Barn Doors: Rustic-Modern Accents for the Home

Before you go, we thought you'd like these...
Before you go close icon
barn door; home design; kitchen; patio
Photo courtesy of Real Sliding HardwareBarn doors take up less room than many other types of doors since they are nearly flush with the wall.

Barn doors become a design statement and can be a major "art" piece in a room. All one needs is a bit of imagination to make this type of door their own.

There was a great deal of interest in a barn door on a house in East Hampton that was shown in an earlier blog. Barn doors have become increasingly popular on the exterior as well as the interior of homes. They can be bought as antiques, salvaged from old barns or houses, built easily by handy do-it-yourselfers, or can be purchased new.

Barn doors can be used in pairs or individually and hang from a bar with rollers or coasters at the top, that move the door along a rail. Often there is also a rail or guide at the bottom, but some doors do not have that guide and hang one or more inches above the floor.

These doors are generally used more for their decorative nature than their functionality. They can be painted white or be glass and look very contemporary or can have cross molding, be left in their natural wood state and look very rustic. Barn doors are often painted a contrasting color and become a major decorative element in the room. They can be used to close off rooms, hide television sets, as closet doors, divide a room or on the exterior of the house.

Barn doors take up less room than many other types of doors since they are nearly flush with the wall.

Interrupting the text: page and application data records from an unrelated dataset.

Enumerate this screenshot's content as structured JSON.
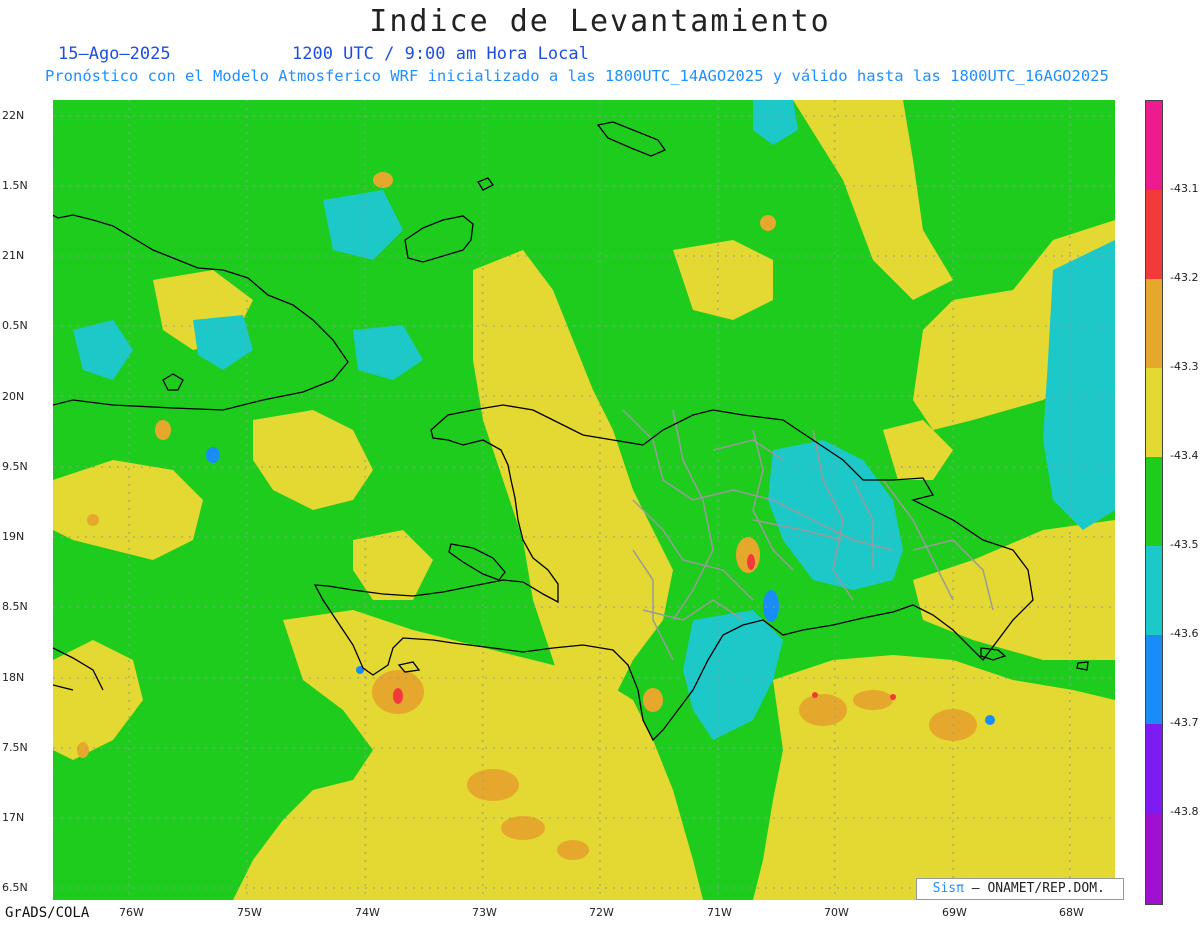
{
  "title": "Indice de Levantamiento",
  "date": "15–Ago–2025",
  "time": "1200 UTC / 9:00 am Hora Local",
  "forecast_note": "Pronóstico con el Modelo Atmosferico WRF inicializado a las 1800UTC_14AGO2025 y válido hasta las  1800UTC_16AGO2025",
  "lat_labels": [
    "22N",
    "1.5N",
    "21N",
    "0.5N",
    "20N",
    "9.5N",
    "19N",
    "8.5N",
    "18N",
    "7.5N",
    "17N",
    "6.5N"
  ],
  "lon_labels": [
    "76W",
    "75W",
    "74W",
    "73W",
    "72W",
    "71W",
    "70W",
    "69W",
    "68W"
  ],
  "colorbar_labels": [
    "-43.1",
    "-43.2",
    "-43.3",
    "-43.4",
    "-43.5",
    "-43.6",
    "-43.7",
    "-43.8"
  ],
  "colorbar_colors": [
    "#ee1b8f",
    "#f23a3a",
    "#e6a82c",
    "#e4d832",
    "#1ecc1e",
    "#1cc8c8",
    "#1a8cf7",
    "#7d1cf0",
    "#a010d0"
  ],
  "software": "GrADS/COLA",
  "credit_brand": "Sisπ",
  "credit_org": " – ONAMET/REP.DOM."
}
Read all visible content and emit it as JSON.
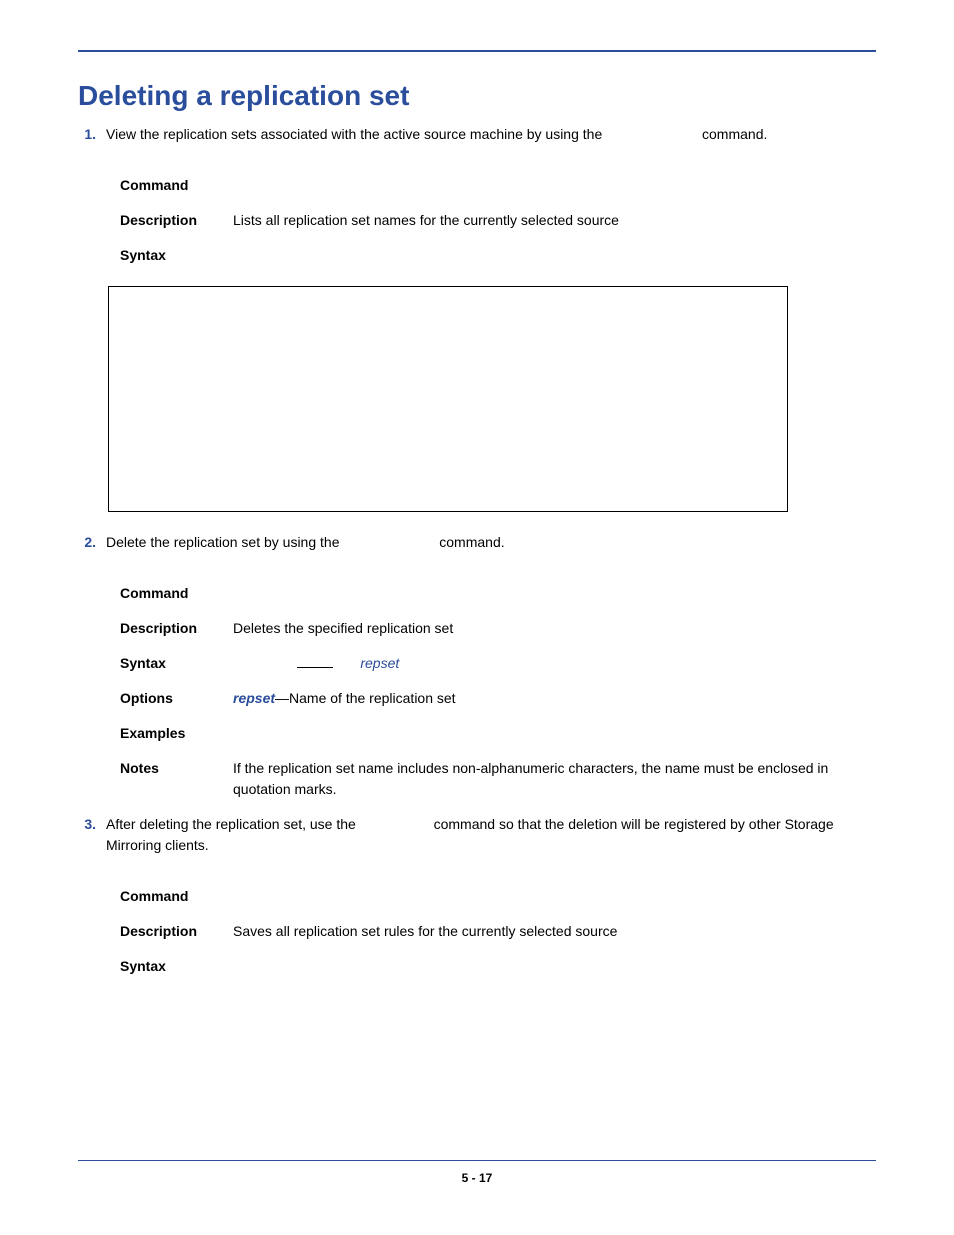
{
  "heading": "Deleting a replication set",
  "steps": {
    "s1": {
      "num": "1.",
      "text_before": "View the replication sets associated with the active source machine by using the",
      "text_after": "command."
    },
    "s2": {
      "num": "2.",
      "text_before": "Delete the replication set by using the",
      "text_after": "command."
    },
    "s3": {
      "num": "3.",
      "text_before": "After deleting the replication set, use the",
      "text_mid": "command so that the deletion will be registered by other Storage Mirroring clients."
    }
  },
  "labels": {
    "command": "Command",
    "description": "Description",
    "syntax": "Syntax",
    "options": "Options",
    "examples": "Examples",
    "notes": "Notes"
  },
  "block1": {
    "description": "Lists all replication set names for the currently selected source"
  },
  "block2": {
    "description": "Deletes the specified replication set",
    "syntax_italic": "repset",
    "options_italic": "repset",
    "options_rest": "—Name of the replication set",
    "notes": "If the replication set name includes non-alphanumeric characters, the name must be enclosed in quotation marks."
  },
  "block3": {
    "description": "Saves all replication set rules for the currently selected source"
  },
  "footer": "5 - 17"
}
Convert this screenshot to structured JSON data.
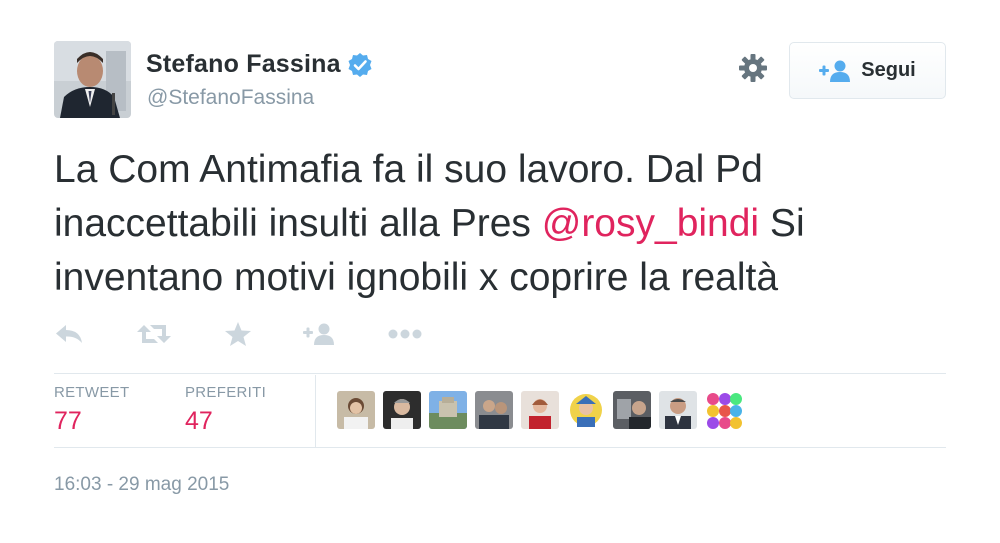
{
  "user": {
    "fullname": "Stefano Fassina",
    "username": "@StefanoFassina",
    "verified": true
  },
  "follow_button": {
    "label": "Segui",
    "icon": "follow-person-plus-icon"
  },
  "settings": {
    "icon": "gear-icon"
  },
  "tweet": {
    "text_before": "La Com Antimafia fa il suo lavoro. Dal Pd inaccettabili insulti alla Pres ",
    "mention": "@rosy_bindi",
    "text_after": " Si inventano motivi ignobili x coprire la realtà"
  },
  "actions": [
    {
      "name": "reply",
      "icon": "reply-icon"
    },
    {
      "name": "retweet",
      "icon": "retweet-icon"
    },
    {
      "name": "favorite",
      "icon": "star-icon"
    },
    {
      "name": "follow",
      "icon": "follow-person-plus-icon"
    },
    {
      "name": "more",
      "icon": "more-dots-icon"
    }
  ],
  "stats": {
    "retweet_label": "RETWEET",
    "retweet_count": "77",
    "favorites_label": "PREFERITI",
    "favorites_count": "47"
  },
  "timestamp": "16:03 - 29 mag 2015",
  "colors": {
    "accent": "#e0245e",
    "muted": "#8899a6",
    "verified": "#55acee",
    "text": "#292f33",
    "border": "#e1e8ed"
  }
}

They can be used in tight spaces where swinging doors would not be possible.

19 PHOTOS
Home Designs Using Barn Doors
See Gallery
Barn Doors: Rustic-Modern Accents for the Home

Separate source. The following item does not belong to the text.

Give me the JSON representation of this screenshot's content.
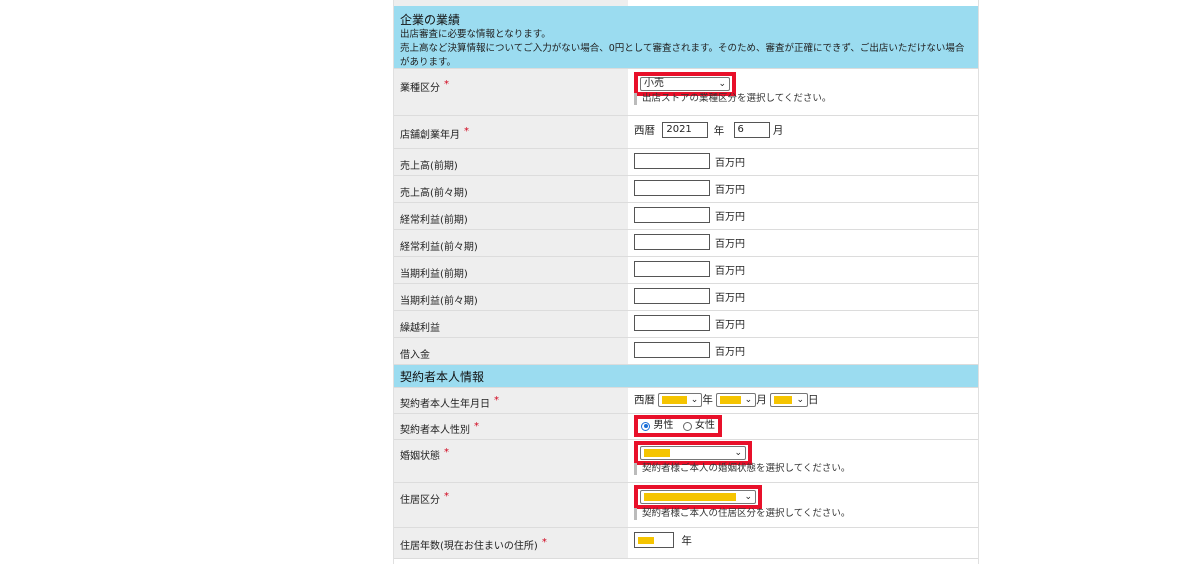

A barn door on the exterior of the Laurel Hollow House in East Hampton is decorative but also functional in inclement weather.

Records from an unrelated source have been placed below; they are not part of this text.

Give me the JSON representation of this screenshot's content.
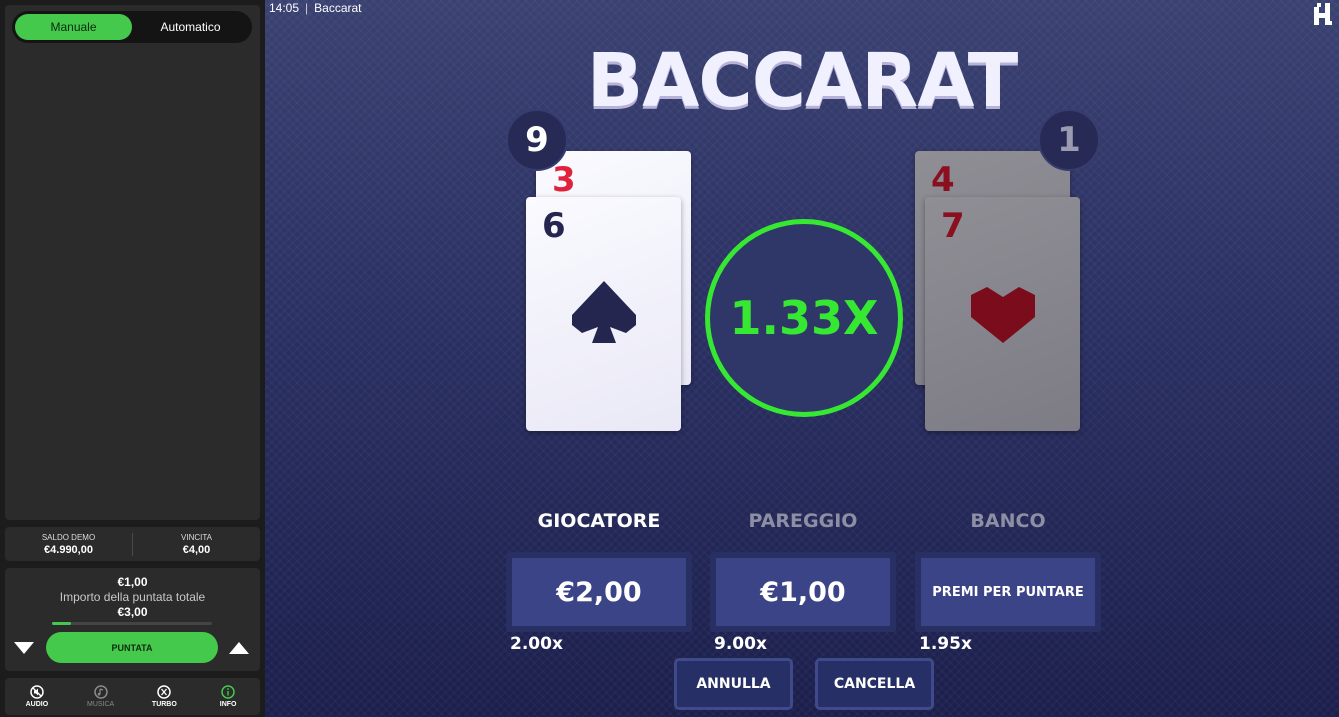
{
  "sidebar": {
    "mode_tabs": [
      {
        "label": "Manuale",
        "active": true
      },
      {
        "label": "Automatico",
        "active": false
      }
    ],
    "stats": {
      "balance_label": "SALDO DEMO",
      "balance_value": "€4.990,00",
      "win_label": "VINCITA",
      "win_value": "€4,00"
    },
    "bet": {
      "amount": "€1,00",
      "caption": "Importo della puntata totale",
      "total": "€3,00",
      "level_fraction": 0.12,
      "play_label": "PUNTATA",
      "decrease_icon": "triangle-down-icon",
      "increase_icon": "triangle-up-icon"
    },
    "toolbar": [
      {
        "label": "AUDIO",
        "icon": "sound-off-icon",
        "enabled": true
      },
      {
        "label": "MUSICA",
        "icon": "music-note-icon",
        "enabled": false
      },
      {
        "label": "TURBO",
        "icon": "turbo-icon",
        "enabled": true
      },
      {
        "label": "INFO",
        "icon": "info-icon",
        "enabled": true
      }
    ]
  },
  "header": {
    "time": "14:05",
    "app_title": "Baccarat",
    "brand_icon": "hacksaw-h-icon"
  },
  "game": {
    "title": "BACCARAT",
    "player_score": "9",
    "banker_score": "1",
    "player_cards": [
      {
        "rank": "3",
        "color": "#e0213b"
      },
      {
        "rank": "6",
        "color": "#24264f",
        "suit": "spade"
      }
    ],
    "banker_cards": [
      {
        "rank": "4",
        "color": "#8a1020"
      },
      {
        "rank": "7",
        "color": "#8a1020",
        "suit": "heart"
      }
    ],
    "multiplier": "1.33X",
    "multiplier_color": "#36e832",
    "bets": [
      {
        "title": "GIOCATORE",
        "value": "€2,00",
        "odds": "2.00x",
        "active": true
      },
      {
        "title": "PAREGGIO",
        "value": "€1,00",
        "odds": "9.00x",
        "active": false
      },
      {
        "title": "BANCO",
        "value": "PREMI PER PUNTARE",
        "odds": "1.95x",
        "active": false
      }
    ],
    "actions": {
      "undo_label": "ANNULLA",
      "clear_label": "CANCELLA"
    }
  },
  "colors": {
    "accent_green": "#45c94c",
    "panel": "#2b2b2b",
    "game_bg": "#2a3062"
  }
}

Interior sliding barn doors separate the kitchen from the dining room in the Laurel Hollow House.

Photo courtesy of Yankee Barn Homes for Prefabulous World

A salvaged door was a creative solution in this area of the house where a pocket or swinging door would have been awkward.

Photo courtesy of Philip Jensen-Carter for Prefabulous + Almost Off the Grid

This large barn door is suspended over the stairwell to open up to the master bedroom and rooftop patio.

Photo courtesy of Real Sliding Hardware

The authentic looking barn door was used to divide the hallway between the master bedroom and bath.

Photo courtesy of Real Sliding Hardware

These large barn doors open the kitchen to the large covered patio beyond.

Photo courtesy of Real Sliding Hardware

The pantry in the kitchen can be concealed with this modern take on a barn door.

Photo courtesy of Real Sliding Hardware

This rustic pair of barn doors are used to enter the garage from the garden.

Photo courtesy of Real Sliding Hardware

A barn door is used here as a closet door in this small space.

Photo courtesy of Real Sliding Hardware

This massive barn door serves as a room divider between the kitchen and media room.

Photo courtesy of Rolling Door Designs

A barn door can be used to hide a washer/dryer.

Photo courtesy of Rolling Door Designs

This salvaged door is used to close off the laundry room.

Photo courtesy of Rolling Door Designs

A custom door barn door was built with integrated blinds to control the light coming into the house.

Photo courtesy of Rolling Door Designs

This custom barn door includes a blackboard for leaving notes and opens up a storage closet.

Photo courtesy of Rolling Door Designs

The small barn door hides a flat screen television in this living room.

Photo courtesy of Rolling Door Designs

Opaque glass panels were included in this barn door entrance to the bathroom.

Photo courtesy of Rolling Door Designs

This reclaimed rustic door adds a splash of color and authenticity to this country house.

Photo courtesy of NW Artisan Hardware

These double doors open the entrance way to the living area of the house.

Photo courtesy of NW Artisan Hardware

of
SEE ALL
BACK TO SLIDE
SHOW CAPTION +
HIDE CAPTION

Customized barn hardware and doors can be bought from a variety of suppliers, such as Real Sliding Hardware, NW Artisan Hardware, Rolling Door Designs and Rustica Hardware. Or the hardware can be bought more economically at large hardware stores, such as Lowe's and constructed by do-it-yourselfers using standard hardware that is readily available. There are several websites on the internet that give excellent instructions on building a barn door, such as the one at the diy Network. Sometimes authentic old barn doors are restored or doors from other houses are re-purposed as barn doors for homeowners next home.

[CORRECTION, 7:45 p.m.: An earlier version of the slideshow on this article had incorrect photo credits for images 10 through 16.]
Read Full Story

Find a New Home

Buy
Rent
Value
Powered by Zillow

From Our Partners